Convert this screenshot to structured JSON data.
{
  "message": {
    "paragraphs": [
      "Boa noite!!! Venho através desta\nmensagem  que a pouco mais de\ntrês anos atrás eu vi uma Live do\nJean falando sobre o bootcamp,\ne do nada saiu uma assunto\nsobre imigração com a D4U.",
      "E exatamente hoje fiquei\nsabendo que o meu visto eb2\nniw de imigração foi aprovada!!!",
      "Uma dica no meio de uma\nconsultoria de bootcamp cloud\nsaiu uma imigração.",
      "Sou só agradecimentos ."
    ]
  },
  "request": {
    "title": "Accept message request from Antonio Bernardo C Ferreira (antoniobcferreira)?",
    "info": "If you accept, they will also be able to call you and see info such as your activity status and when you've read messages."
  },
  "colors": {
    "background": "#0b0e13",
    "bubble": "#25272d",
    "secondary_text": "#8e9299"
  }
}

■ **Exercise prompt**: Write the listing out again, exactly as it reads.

■ **Result below**:
Convert this screenshot to structured JSON data.
{
  "message": {
    "paragraphs": [
      "Boa noite!!! Venho através desta\nmensagem  que a pouco mais de\ntrês anos atrás eu vi uma Live do\nJean falando sobre o bootcamp,\ne do nada saiu uma assunto\nsobre imigração com a D4U.",
      "E exatamente hoje fiquei\nsabendo que o meu visto eb2\nniw de imigração foi aprovada!!!",
      "Uma dica no meio de uma\nconsultoria de bootcamp cloud\nsaiu uma imigração.",
      "Sou só agradecimentos ."
    ]
  },
  "request": {
    "title": "Accept message request from Antonio Bernardo C Ferreira (antoniobcferreira)?",
    "info": "If you accept, they will also be able to call you and see info such as your activity status and when you've read messages."
  },
  "colors": {
    "background": "#0b0e13",
    "bubble": "#25272d",
    "secondary_text": "#8e9299"
  }
}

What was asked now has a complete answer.